> Work to be completed
Copy every line from the data below in which the string "Windows" can be found.

> Record set
-=-=-

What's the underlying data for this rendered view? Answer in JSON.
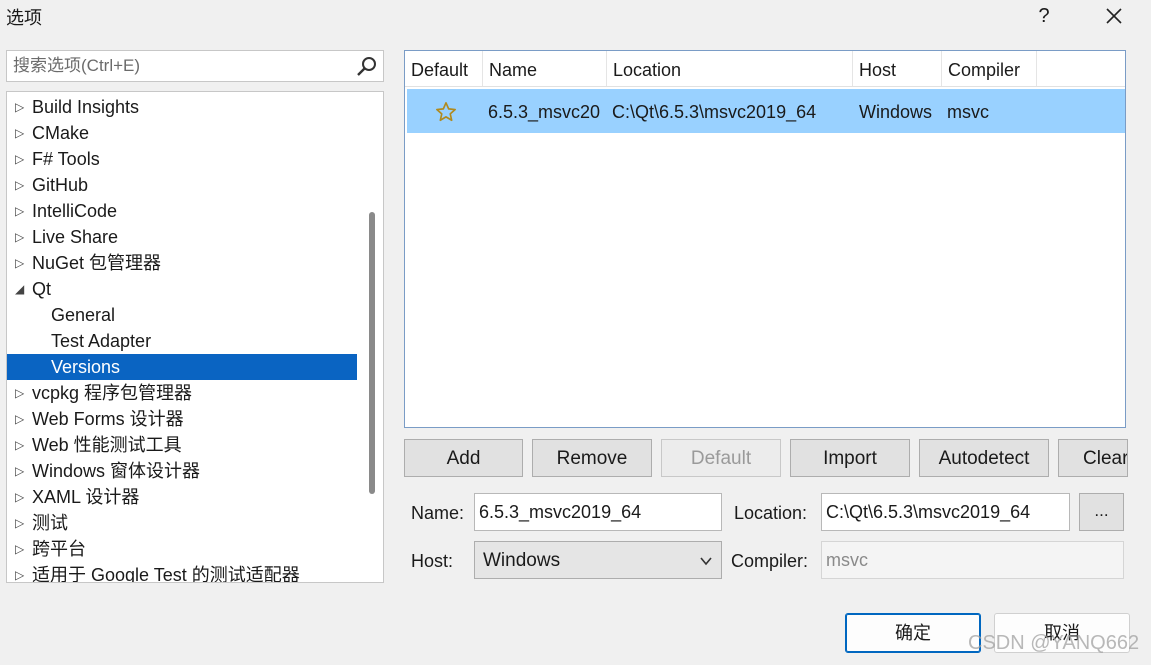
{
  "window": {
    "title": "选项",
    "help_label": "?"
  },
  "search": {
    "placeholder": "搜索选项(Ctrl+E)"
  },
  "tree": {
    "items": [
      {
        "label": "Build Insights",
        "arrow": "▷"
      },
      {
        "label": "CMake",
        "arrow": "▷"
      },
      {
        "label": "F# Tools",
        "arrow": "▷"
      },
      {
        "label": "GitHub",
        "arrow": "▷"
      },
      {
        "label": "IntelliCode",
        "arrow": "▷"
      },
      {
        "label": "Live Share",
        "arrow": "▷"
      },
      {
        "label": "NuGet 包管理器",
        "arrow": "▷"
      },
      {
        "label": "Qt",
        "arrow": "◢"
      },
      {
        "label": "General",
        "arrow": ""
      },
      {
        "label": "Test Adapter",
        "arrow": ""
      },
      {
        "label": "Versions",
        "arrow": "",
        "selected": true
      },
      {
        "label": "vcpkg 程序包管理器",
        "arrow": "▷"
      },
      {
        "label": "Web Forms 设计器",
        "arrow": "▷"
      },
      {
        "label": "Web 性能测试工具",
        "arrow": "▷"
      },
      {
        "label": "Windows 窗体设计器",
        "arrow": "▷"
      },
      {
        "label": "XAML 设计器",
        "arrow": "▷"
      },
      {
        "label": "测试",
        "arrow": "▷"
      },
      {
        "label": "跨平台",
        "arrow": "▷"
      },
      {
        "label": "适用于 Google Test 的测试适配器",
        "arrow": "▷"
      }
    ]
  },
  "versions_table": {
    "headers": [
      "Default",
      "Name",
      "Location",
      "Host",
      "Compiler"
    ],
    "rows": [
      {
        "default_icon": "star-icon",
        "name": "6.5.3_msvc20",
        "location": "C:\\Qt\\6.5.3\\msvc2019_64",
        "host": "Windows",
        "compiler": "msvc"
      }
    ]
  },
  "actions": {
    "add": "Add",
    "remove": "Remove",
    "default": "Default",
    "import": "Import",
    "autodetect": "Autodetect",
    "clear": "Clear"
  },
  "form": {
    "name_label": "Name:",
    "name_value": "6.5.3_msvc2019_64",
    "location_label": "Location:",
    "location_value": "C:\\Qt\\6.5.3\\msvc2019_64",
    "browse_label": "...",
    "host_label": "Host:",
    "host_value": "Windows",
    "compiler_label": "Compiler:",
    "compiler_value": "msvc"
  },
  "dialog": {
    "ok": "确定",
    "cancel": "取消"
  },
  "watermark": "CSDN @YANQ662",
  "colors": {
    "selection": "#0a64c2",
    "row_highlight": "#99d1ff",
    "star": "#b08a1e"
  }
}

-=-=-

> Exercise response
        "label": "Windows 窗体设计器",
        "host": "Windows",
    "host_value": "Windows",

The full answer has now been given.